    The 1974-D aluminum cent was returned to the Mint in March 2016 after originally being given to a former Denver Mint deputy superintendent upon his retirement in 1980, a transfer U.S. Mint officials dispute.

    The U.S. Mint holds thousands of examples of “heritage assets” across the country. Some are on public display on the self-guided public tour at the Philadelphia Mint and guided tour at the Denver Mint.

    The San Francisco and West Point Mints as well as Fort Knox are off-limits to public access, but boast exhibits in their offices, hallways and common areas. Most items are hidden and haven’t seen the light of day since being placed into storage.

    These "heritage assets” include experimental, test and trial strikes of U.S. and foreign coins, U.S. medals, plaster models, galvanoes, production tooling, design sketches, and other materials associated with coin and medal production.

    The U.S. Mint sparingly has brought select materials out of the dark for display at ANA conventions, but those times have been few and far between.

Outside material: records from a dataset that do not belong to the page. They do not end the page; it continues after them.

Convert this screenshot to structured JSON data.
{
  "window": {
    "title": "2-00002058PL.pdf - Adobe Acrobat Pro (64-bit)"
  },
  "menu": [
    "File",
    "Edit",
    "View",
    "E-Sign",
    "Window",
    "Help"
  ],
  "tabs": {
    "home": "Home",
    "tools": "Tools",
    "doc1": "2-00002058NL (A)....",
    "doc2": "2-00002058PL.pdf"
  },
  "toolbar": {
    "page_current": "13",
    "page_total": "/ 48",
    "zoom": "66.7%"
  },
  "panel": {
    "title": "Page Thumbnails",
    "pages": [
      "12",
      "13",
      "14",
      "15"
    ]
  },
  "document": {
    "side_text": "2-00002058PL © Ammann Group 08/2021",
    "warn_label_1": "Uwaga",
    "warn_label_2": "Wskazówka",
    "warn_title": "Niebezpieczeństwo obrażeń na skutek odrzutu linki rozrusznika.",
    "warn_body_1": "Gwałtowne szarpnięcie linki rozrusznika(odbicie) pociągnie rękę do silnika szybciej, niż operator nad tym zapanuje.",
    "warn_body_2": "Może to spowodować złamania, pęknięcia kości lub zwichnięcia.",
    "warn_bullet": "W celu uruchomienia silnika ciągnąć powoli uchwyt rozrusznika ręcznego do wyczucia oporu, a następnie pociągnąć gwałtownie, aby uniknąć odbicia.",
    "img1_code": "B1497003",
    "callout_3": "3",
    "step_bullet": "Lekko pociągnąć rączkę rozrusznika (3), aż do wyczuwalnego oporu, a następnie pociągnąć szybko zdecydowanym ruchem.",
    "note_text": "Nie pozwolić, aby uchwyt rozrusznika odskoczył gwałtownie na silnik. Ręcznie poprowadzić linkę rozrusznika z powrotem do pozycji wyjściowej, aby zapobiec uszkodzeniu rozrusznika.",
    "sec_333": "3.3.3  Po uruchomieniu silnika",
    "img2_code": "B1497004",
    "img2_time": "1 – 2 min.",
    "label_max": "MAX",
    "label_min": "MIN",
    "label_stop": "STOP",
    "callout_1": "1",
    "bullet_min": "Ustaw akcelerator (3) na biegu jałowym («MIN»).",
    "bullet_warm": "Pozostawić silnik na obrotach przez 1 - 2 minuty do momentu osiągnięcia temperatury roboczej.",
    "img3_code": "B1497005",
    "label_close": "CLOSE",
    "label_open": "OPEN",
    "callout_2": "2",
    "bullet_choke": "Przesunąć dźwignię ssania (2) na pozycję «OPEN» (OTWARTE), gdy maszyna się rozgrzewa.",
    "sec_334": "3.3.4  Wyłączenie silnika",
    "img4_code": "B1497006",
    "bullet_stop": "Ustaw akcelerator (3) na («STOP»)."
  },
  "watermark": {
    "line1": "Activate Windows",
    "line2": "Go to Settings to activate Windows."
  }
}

    Since 2008, U.S. Mint Curator Robert Goler has spearheaded the documenting of 50,000 to 70,000 items that constitute the heritage assets that are added to on an almost daily basis.

    The goal, according to U.S. Mint officials, is to one day display some of the assets on a rotating basis to showcase the Mint's rich history.

    Let’s hope that the Mint follows through — and soon.